Data records for software interfaces
--- START ---

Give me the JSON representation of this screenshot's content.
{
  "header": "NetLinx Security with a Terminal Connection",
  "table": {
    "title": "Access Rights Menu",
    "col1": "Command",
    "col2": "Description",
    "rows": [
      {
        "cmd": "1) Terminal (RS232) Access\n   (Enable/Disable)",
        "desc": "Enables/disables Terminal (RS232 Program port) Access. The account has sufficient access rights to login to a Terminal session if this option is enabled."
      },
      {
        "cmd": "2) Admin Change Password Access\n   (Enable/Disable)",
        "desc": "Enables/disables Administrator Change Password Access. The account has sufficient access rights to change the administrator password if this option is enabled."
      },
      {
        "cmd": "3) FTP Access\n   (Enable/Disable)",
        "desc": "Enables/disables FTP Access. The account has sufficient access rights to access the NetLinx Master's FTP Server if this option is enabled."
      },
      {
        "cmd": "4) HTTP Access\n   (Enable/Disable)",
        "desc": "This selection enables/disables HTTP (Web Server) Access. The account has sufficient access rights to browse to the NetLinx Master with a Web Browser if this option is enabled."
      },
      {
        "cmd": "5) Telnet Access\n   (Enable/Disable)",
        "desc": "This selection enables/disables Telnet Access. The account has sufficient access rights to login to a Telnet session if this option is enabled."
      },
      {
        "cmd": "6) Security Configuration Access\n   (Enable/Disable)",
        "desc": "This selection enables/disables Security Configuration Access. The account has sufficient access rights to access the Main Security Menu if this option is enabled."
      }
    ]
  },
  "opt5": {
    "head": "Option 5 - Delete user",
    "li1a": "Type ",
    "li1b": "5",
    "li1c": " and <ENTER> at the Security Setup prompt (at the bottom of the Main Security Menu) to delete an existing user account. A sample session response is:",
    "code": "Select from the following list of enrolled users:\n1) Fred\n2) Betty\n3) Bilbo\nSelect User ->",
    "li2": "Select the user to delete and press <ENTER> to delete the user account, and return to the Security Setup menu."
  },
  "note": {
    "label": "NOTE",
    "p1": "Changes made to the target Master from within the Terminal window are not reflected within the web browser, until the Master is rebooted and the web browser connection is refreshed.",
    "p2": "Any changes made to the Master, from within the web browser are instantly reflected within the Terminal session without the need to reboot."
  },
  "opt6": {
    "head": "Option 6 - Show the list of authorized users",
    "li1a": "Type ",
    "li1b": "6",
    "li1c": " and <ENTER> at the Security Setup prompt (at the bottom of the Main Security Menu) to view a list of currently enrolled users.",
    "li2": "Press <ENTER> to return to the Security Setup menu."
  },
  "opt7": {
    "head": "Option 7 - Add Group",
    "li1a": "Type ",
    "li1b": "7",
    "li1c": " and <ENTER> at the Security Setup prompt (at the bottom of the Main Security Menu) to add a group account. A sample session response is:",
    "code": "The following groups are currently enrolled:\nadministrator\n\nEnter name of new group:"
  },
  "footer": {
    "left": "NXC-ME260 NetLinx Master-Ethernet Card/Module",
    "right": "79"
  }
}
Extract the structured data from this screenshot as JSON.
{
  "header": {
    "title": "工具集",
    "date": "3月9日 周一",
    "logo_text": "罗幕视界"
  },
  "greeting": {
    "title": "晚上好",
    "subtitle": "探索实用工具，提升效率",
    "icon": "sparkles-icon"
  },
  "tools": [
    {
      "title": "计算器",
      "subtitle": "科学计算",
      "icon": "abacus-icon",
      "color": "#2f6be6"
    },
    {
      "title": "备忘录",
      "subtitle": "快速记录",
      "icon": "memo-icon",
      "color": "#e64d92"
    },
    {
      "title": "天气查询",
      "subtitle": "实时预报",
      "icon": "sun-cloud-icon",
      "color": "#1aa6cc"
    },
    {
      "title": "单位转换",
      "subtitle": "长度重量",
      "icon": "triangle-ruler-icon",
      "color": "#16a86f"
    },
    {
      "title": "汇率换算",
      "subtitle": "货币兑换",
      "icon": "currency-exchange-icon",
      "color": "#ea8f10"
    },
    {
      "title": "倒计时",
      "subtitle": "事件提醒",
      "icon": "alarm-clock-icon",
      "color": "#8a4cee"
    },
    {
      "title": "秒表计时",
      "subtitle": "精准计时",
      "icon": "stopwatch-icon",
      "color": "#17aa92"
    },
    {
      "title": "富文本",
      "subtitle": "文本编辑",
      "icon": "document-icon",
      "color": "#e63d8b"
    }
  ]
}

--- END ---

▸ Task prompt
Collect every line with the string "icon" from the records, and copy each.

▸ Answer to this task
    "icon": "sparkles-icon"
      "icon": "abacus-icon",
      "icon": "memo-icon",
      "icon": "sun-cloud-icon",
      "icon": "triangle-ruler-icon",
      "icon": "currency-exchange-icon",
      "icon": "alarm-clock-icon",
      "icon": "stopwatch-icon",
      "icon": "document-icon",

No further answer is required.